I’ve noticed a troubling trend of “old man” action stars in the past five years. Ever since Expendables (2010) came out, many of the action stars of my youth have attempted to reignite their action careers. Nostalgia aside, there is only so much disbelief I am willing to accept at the movies. Sylvester Stallone (67) and Arnold Schwarzenegger (66) breaking out of a maximum security prison and defeating a small army? Sorry, no. Somehow, Liam Neeson has not quite hit the point of unbelievability for me. I blame the movie Taken or perhaps his role as Aslan in the Narnia movies. Whatever the reason, when Neeson takes down the bad guys, I’m on board (get it, because this movie takes place on a plane… no? Okay.)
Liam Neeson is back beating up bad guys and taking names.
Non-Stop is the story of air marshal Bill Marks who is forced to spring into action after receiving a series of text messages that put his fellow transatlantic flight passengers at risk. Neeson’s character was much more well rounded than I expected. It would have been easy for the writers to make him nearly invulnerable, as is often the case with action heroes. Mark’s has a compelling back story full of loss, alcoholism and pain that make his character much more well rounded and sympathetic. Julianne Moore plays an excellent supporting role to Neeson, giving him a confidant among a plane of suspects. Though it could easily be argued that she followed far too unswervingly to this man she had only just met, her character was well played and likable. Some other notable appearances come in the forms of Scoot McNairy (Argo, Killing Them Softly), Michelle Dockery (Hanna, Downtown Abbey) and Corey Stoll (House of Cards, Bourne Legacy). All played their roles well enough but were overall one-dimensional characters.
Considering the fact that the writers Richardson, Roach, and Engle seemed to get their script straight from the Action / Suspense / Thriller playbook, Non-Stop still managed to surprise me several times. There were several plot developments that caught me off guard and sucked me back in just when I had lost interest in a scene. This is one of the strengths of Non-Stop; new things are constantly happening and your inner sleuth is constantly being challenged in his sleuthery (real word?). That being said, it was hard for me to overlook how conveniently everything worked out for the terrorists on board the plane. There were too many variables in play for their plan to have worked out so perfectly. It was also hard for me to get on board with the use of on screen texting (similar to House of Cards) used to communicate with the terrorists throughout the film. Though several of these scenes were shot in very interesting ways, they somehow lacked the emotional investment I feel they could have had if spoken.
Non-stop lives up to its’ name.

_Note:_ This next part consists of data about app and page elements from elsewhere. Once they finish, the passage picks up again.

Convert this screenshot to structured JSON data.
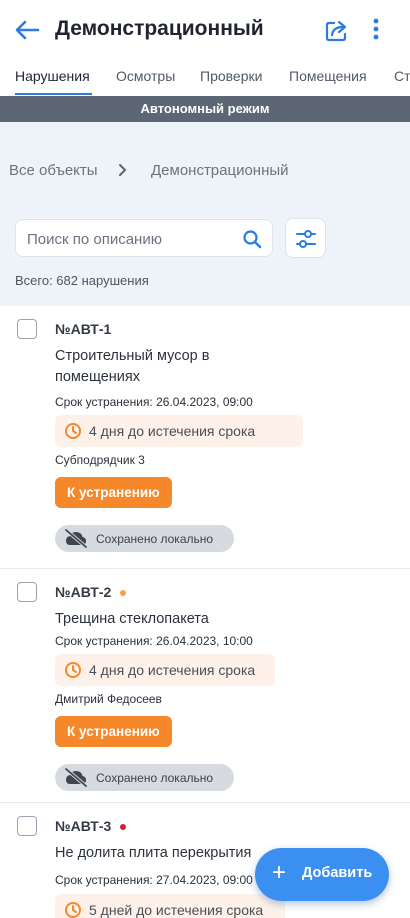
{
  "header": {
    "title": "Демонстрационный",
    "back_icon": "arrow-left-icon",
    "share_icon": "share-icon",
    "more_icon": "more-vertical-icon"
  },
  "tabs": [
    {
      "label": "Нарушения",
      "active": true
    },
    {
      "label": "Осмотры",
      "active": false
    },
    {
      "label": "Проверки",
      "active": false
    },
    {
      "label": "Помещения",
      "active": false
    },
    {
      "label": "Ст",
      "active": false
    }
  ],
  "offline_banner": "Автономный режим",
  "breadcrumb": {
    "items": [
      "Все объекты",
      "Демонстрационный"
    ]
  },
  "search": {
    "placeholder": "Поиск по описанию",
    "value": ""
  },
  "total_label": "Всего: 682 нарушения",
  "violations": [
    {
      "id": "№АВТ-1",
      "dot_color": "",
      "description": "Строительный мусор в помещениях",
      "deadline": "Срок устранения: 26.04.2023, 09:00",
      "time_left": "4 дня до истечения срока",
      "assignee": "Субподрядчик 3",
      "status": "К устранению",
      "sync": "Сохранено локально"
    },
    {
      "id": "№АВТ-2",
      "dot_color": "#f5a14a",
      "description": "Трещина стеклопакета",
      "deadline": "Срок устранения: 26.04.2023, 10:00",
      "time_left": "4 дня до истечения срока",
      "assignee": "Дмитрий Федосеев",
      "status": "К устранению",
      "sync": "Сохранено локально"
    },
    {
      "id": "№АВТ-3",
      "dot_color": "#d3222a",
      "description": "Не долита плита перекрытия",
      "deadline": "Срок устранения: 27.04.2023, 09:00",
      "time_left": "5 дней до истечения срока"
    }
  ],
  "fab": {
    "icon": "plus-icon",
    "label": "Добавить"
  },
  "colors": {
    "accent": "#2b7be4",
    "status_orange": "#f5882b",
    "offline_bar": "#5c6675",
    "panel_bg": "#eef3f9"
  }
}
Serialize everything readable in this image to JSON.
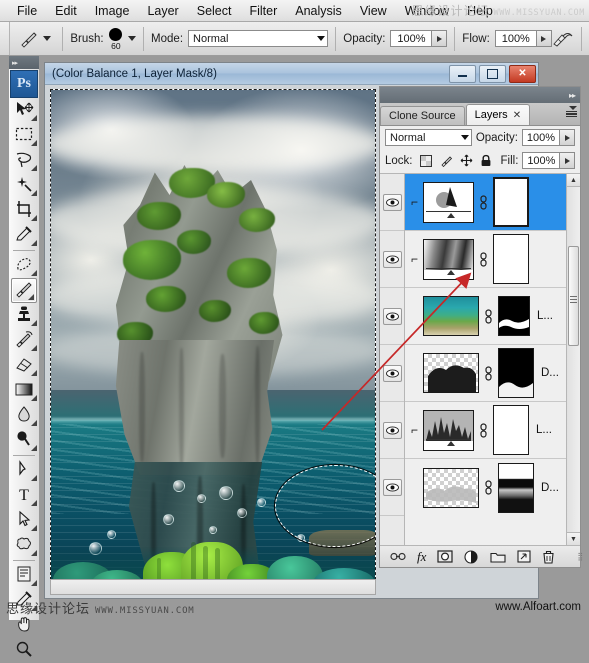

Though borrowing heavily from 90’s gems like Passenger 57 and Executive Decision, Non-stop still manages to hold your attention. As the plot unfolds, there is a constant sense of tension, intrigue, and guessing that will keep you on the edge of your seat. Though riddled with convenient plot developments, poor CG,I and one dimensional characters, I couldn’t help but white knuckle my way through the more tense scenes. Even with all of the problems I’ve mentioned, Non-Stop still came out triumphantly. I genuinely enjoyed this movie. Don’t go in expecting an Oscar winner, but if you’re a fan of action, Liam Neeson, and whodunnit style movies, then Non-Stop is worth a watch.
It should be said that this movie, though rated PG-13, would not be great for kids. There is a decent amount of language, violence, and hints of sex. For a complete rundown check out the Plugged in Online Review.